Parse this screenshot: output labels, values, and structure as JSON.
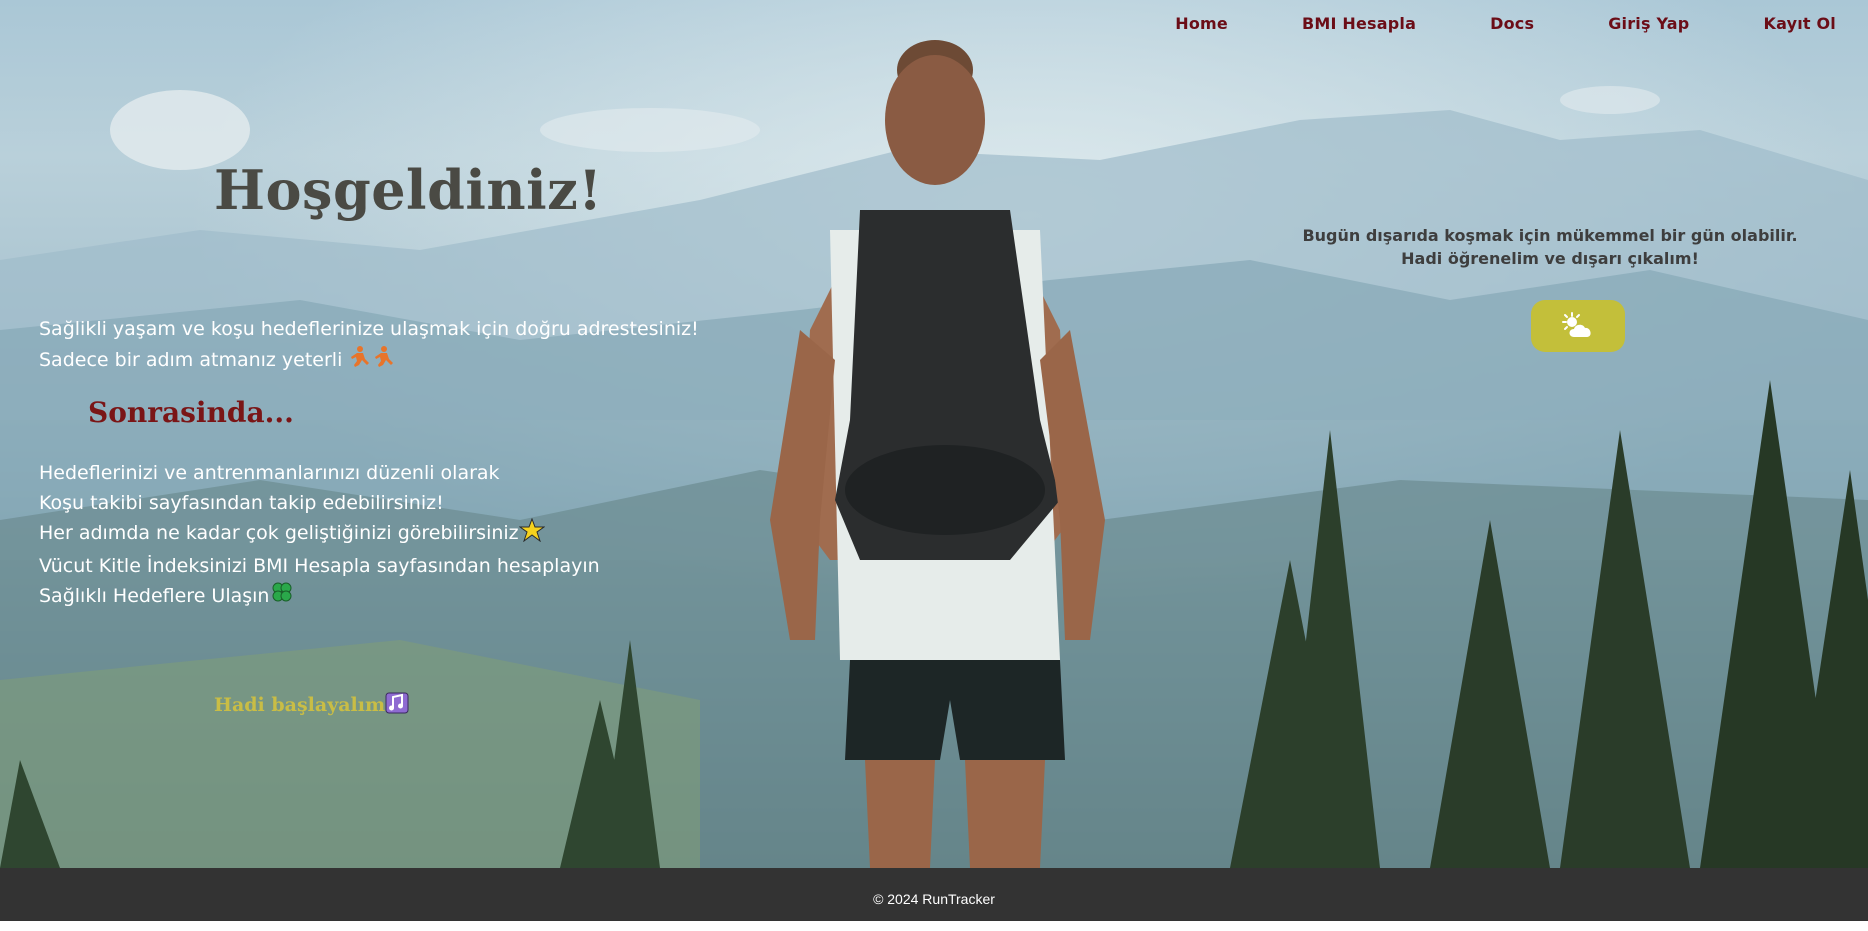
{
  "nav": {
    "items": [
      {
        "label": "Home"
      },
      {
        "label": "BMI Hesapla"
      },
      {
        "label": "Docs"
      },
      {
        "label": "Giriş Yap"
      },
      {
        "label": "Kayıt Ol"
      }
    ]
  },
  "hero": {
    "title": "Hoşgeldiniz!",
    "intro_line1": "Sağlikli yaşam ve koşu hedeflerinize ulaşmak için doğru adrestesiniz!",
    "intro_line2": "Sadece bir adım atmanız yeterli",
    "subtitle": "Sonrasinda...",
    "detail_lines": [
      "Hedeflerinizi ve antrenmanlarınızı düzenli olarak",
      "Koşu takibi sayfasından takip edebilirsiniz!",
      "Her adımda ne kadar çok geliştiğinizi görebilirsiniz",
      "Vücut Kitle İndeksinizi BMI Hesapla sayfasından hesaplayın",
      "Sağlıklı Hedeflere Ulaşın"
    ],
    "cta": "Hadi başlayalım"
  },
  "weather": {
    "line1": "Bugün dışarıda koşmak için mükemmel bir gün olabilir.",
    "line2": "Hadi öğrenelim ve dışarı çıkalım!",
    "button_icon": "sun-behind-cloud-icon"
  },
  "footer": {
    "text": "© 2024 RunTracker"
  },
  "colors": {
    "nav_link": "#6b0d17",
    "subtitle": "#7a1516",
    "cta": "#c9bd45",
    "weather_button": "#c3bf3a",
    "footer_bg": "#333333"
  }
}
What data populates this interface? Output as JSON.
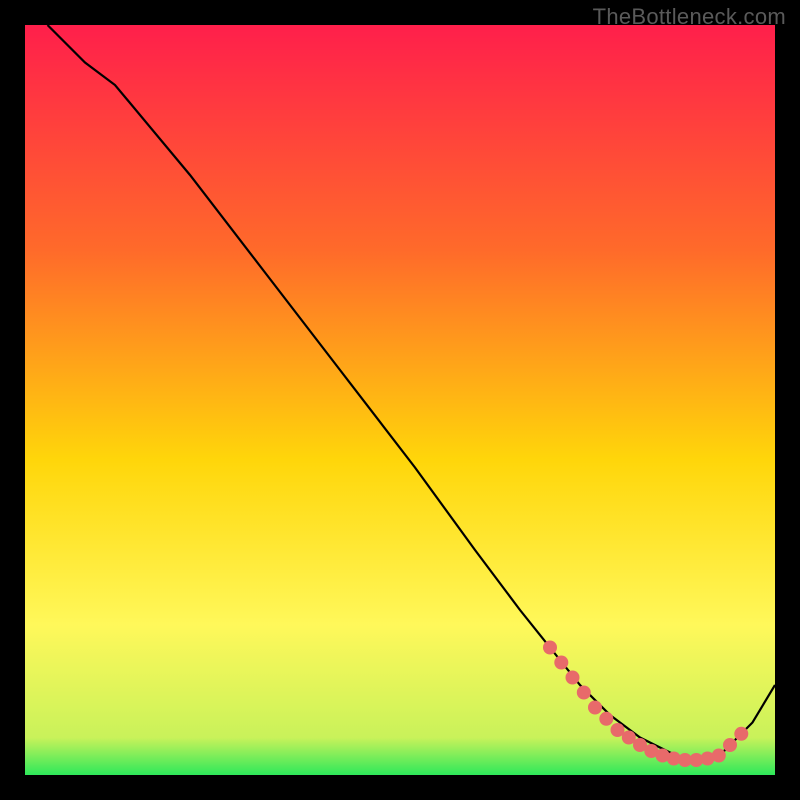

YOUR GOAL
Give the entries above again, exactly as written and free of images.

ANSWER TO THIS TASK
Parse this screenshot: output labels, values, and structure as JSON.
{
  "nav": {
    "items": [
      {
        "label": "Home"
      },
      {
        "label": "BMI Hesapla"
      },
      {
        "label": "Docs"
      },
      {
        "label": "Giriş Yap"
      },
      {
        "label": "Kayıt Ol"
      }
    ]
  },
  "hero": {
    "title": "Hoşgeldiniz!",
    "intro_line1": "Sağlikli yaşam ve koşu hedeflerinize ulaşmak için doğru adrestesiniz!",
    "intro_line2": "Sadece bir adım atmanız yeterli",
    "subtitle": "Sonrasinda...",
    "detail_lines": [
      "Hedeflerinizi ve antrenmanlarınızı düzenli olarak",
      "Koşu takibi sayfasından takip edebilirsiniz!",
      "Her adımda ne kadar çok geliştiğinizi görebilirsiniz",
      "Vücut Kitle İndeksinizi BMI Hesapla sayfasından hesaplayın",
      "Sağlıklı Hedeflere Ulaşın"
    ],
    "cta": "Hadi başlayalım"
  },
  "weather": {
    "line1": "Bugün dışarıda koşmak için mükemmel bir gün olabilir.",
    "line2": "Hadi öğrenelim ve dışarı çıkalım!",
    "button_icon": "sun-behind-cloud-icon"
  },
  "footer": {
    "text": "© 2024 RunTracker"
  },
  "colors": {
    "nav_link": "#6b0d17",
    "subtitle": "#7a1516",
    "cta": "#c9bd45",
    "weather_button": "#c3bf3a",
    "footer_bg": "#333333"
  }
}
What data populates this interface? Output as JSON.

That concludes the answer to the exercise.